Gov. Ned Lamont and his Republican challenger Bob Stefanowski found common ground at a forum on Sunday hosted by Congregations Organized for a New Connecticut at Congregation B’nai Israel in Bridgeport.
The self-described collective of churches, synagogues, mosques, temples, and civic organizations from New Haven and Fairfield Counties pressed the candidates for their views on education, and on implementing the “Clean Slate” program which allows people to have convictions for misdemeanors and low-level felonies expunged if they aren’t convicted of another crime.
Clean Slate, which was approved by the legislature in 2021, has been a key part of CONECT agenda for social and economic justice.

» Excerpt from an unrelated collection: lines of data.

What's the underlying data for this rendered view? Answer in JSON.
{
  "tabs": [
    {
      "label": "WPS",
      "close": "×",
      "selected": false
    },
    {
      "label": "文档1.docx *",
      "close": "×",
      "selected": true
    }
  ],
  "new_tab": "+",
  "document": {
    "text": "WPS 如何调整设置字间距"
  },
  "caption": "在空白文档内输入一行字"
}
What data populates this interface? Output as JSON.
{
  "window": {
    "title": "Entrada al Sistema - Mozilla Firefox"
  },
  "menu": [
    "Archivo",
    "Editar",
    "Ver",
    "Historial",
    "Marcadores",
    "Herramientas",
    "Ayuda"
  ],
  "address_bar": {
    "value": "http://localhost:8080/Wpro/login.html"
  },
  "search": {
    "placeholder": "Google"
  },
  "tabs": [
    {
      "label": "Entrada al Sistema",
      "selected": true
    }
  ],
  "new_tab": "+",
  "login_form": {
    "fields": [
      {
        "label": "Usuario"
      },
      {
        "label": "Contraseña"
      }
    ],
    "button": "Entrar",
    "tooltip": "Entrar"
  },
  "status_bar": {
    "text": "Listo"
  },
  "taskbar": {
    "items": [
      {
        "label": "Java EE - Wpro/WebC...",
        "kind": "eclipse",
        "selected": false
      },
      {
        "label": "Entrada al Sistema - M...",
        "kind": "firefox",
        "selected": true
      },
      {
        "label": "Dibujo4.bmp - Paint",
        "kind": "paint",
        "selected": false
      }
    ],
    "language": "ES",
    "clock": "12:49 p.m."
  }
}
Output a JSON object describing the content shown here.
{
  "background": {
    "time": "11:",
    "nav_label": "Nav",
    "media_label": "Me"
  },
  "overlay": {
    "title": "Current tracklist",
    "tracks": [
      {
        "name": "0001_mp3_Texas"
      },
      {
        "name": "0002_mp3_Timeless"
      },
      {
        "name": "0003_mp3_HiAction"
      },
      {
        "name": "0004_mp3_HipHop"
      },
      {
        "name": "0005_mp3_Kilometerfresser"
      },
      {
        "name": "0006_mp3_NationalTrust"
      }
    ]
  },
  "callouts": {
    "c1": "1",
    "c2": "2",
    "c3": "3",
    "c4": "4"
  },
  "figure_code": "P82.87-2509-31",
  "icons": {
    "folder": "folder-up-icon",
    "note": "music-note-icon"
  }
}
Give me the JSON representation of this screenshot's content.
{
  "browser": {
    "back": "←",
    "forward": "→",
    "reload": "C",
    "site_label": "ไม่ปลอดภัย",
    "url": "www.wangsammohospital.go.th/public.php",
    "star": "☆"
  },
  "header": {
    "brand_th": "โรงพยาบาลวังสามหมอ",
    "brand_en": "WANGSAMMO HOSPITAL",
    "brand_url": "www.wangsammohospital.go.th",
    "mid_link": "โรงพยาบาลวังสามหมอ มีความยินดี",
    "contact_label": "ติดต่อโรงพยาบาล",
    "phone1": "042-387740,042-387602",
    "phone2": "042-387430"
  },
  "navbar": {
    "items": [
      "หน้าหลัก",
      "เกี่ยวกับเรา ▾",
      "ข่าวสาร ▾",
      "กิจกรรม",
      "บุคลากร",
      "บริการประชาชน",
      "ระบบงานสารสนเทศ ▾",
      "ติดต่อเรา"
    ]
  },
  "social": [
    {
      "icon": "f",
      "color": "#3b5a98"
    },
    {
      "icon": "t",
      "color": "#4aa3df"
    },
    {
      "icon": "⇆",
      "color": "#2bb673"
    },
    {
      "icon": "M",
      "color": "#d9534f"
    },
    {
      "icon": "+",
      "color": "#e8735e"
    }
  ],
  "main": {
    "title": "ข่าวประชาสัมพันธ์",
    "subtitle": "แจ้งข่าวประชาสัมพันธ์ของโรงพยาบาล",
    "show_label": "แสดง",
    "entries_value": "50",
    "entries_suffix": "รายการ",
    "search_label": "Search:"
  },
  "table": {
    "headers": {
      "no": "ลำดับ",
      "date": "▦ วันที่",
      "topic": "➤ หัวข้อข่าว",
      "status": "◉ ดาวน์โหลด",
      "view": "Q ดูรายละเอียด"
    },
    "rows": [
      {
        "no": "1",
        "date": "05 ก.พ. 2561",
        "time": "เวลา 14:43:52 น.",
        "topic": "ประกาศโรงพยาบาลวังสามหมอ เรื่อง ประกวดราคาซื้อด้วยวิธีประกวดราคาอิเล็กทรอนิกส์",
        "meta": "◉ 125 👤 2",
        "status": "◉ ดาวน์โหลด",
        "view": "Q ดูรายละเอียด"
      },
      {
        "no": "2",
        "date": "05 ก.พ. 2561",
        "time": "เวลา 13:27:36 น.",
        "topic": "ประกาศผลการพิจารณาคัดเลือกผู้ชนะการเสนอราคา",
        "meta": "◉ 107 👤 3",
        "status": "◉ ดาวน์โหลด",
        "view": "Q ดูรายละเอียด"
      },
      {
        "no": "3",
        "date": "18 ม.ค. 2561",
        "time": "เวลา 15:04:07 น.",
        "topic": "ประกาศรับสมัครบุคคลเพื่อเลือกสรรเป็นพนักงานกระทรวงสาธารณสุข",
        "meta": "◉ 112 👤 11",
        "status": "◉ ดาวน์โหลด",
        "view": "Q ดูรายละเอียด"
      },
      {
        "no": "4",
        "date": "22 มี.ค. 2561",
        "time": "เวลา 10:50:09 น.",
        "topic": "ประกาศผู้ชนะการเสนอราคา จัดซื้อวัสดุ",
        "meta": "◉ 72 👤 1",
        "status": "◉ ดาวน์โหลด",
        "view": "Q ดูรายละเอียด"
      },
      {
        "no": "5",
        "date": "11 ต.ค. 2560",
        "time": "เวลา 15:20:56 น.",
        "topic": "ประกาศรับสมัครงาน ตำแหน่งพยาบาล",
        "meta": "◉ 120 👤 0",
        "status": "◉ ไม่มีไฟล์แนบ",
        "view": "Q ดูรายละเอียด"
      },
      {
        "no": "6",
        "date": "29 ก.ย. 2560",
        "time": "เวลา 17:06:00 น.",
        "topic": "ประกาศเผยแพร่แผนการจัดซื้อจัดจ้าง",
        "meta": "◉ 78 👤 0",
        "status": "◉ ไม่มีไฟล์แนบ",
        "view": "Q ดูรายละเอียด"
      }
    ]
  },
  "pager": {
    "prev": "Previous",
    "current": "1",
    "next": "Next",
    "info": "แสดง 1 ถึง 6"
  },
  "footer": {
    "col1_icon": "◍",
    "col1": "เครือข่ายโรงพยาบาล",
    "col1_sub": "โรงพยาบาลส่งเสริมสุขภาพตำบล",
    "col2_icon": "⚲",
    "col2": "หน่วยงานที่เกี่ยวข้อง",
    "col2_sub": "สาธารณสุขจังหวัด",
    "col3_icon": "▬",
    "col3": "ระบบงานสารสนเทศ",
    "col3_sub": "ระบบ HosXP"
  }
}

Asked whether they would “lead the charge” in fully funding Connecticut schools with at least $250 to $275 million to ensure that public schools can transition away from COVID relief funding, both candidates said they would – though Stefanowski drew a line by advocating for a “money follows the child” approach to school funding.
Stefanowski said his parents moved his family from New Haven to North Haven when he was young so that he and his sisters could have a better education.
“Number one, people shouldn’t have to leave where they live to have a better education,” Stefanowski said. “Number two, we need to provide that opportunity for families that want to do it.”
Stefanowski said education funding should “follow the child.” to let their parents decide the best educational environment for them.
“Don’t abandon inner-city schools, make them better,” Stefanowski said. “But don’t keep a kid trapped in an underperforming school because of the zip code where they live.”
Lamont said Connecticut is “already on the way” to meeting the needs of all Connecticut public school students, touting “the biggest investment in education in the history of the state,” with additional hundreds of millions of dollars in funding, along with funding mental health care, workforce development and daycare.
“I used to be a teacher at Harding High School, I know what that inequality is like, and it starts with a great teacher,” Lamont said.
He said he wants to do everything he can to get teachers to want to teach in Connecticut, and not just at suburban schools.
“We’re giving mortgage support, we have relationships with historically Black colleges, Puerto Rican teacher colleges, to get the most diverse, best teachers in the world, get them to come to the great state of Connecticut,” Lamont said.
Asked whether they would commit to providing $3 million in funding for the Clean Slate program over the next four years to ensure that people eligible for the program don’t “fall through the cracks,” both candidates said they would.
Rodney Moore, a co-chair of the collective’s criminal justice reform team, said that when the assembly met in 2018 during the last gubernatorial campaign, the impediment of criminal records became a key issue for the group, leading to a three-year push to pass Clean Slate.
Now that Clean Slate is law, Moore said the group needs state leaders to support its implementation when it goes into effect on Jan. 1.
“Absolutely, and it should be more,” Stefanowski said when asked if he would support $750,000 a year for the program.
Lamont, who signed the bill for Clean Slate despite his reservations that the program would allow expungement for too broad a range of felonies, said that his administration would do “whatever it takes to make sure Clean Slate works.”
“One of the first things I did when elected [in 2018] was go to the Cheshire prison, and I saw what it meant for those kids to get that second chance, that opportunity,” Lamont said. “We got it done, one of the first states in the country, and we’re going to do it right.”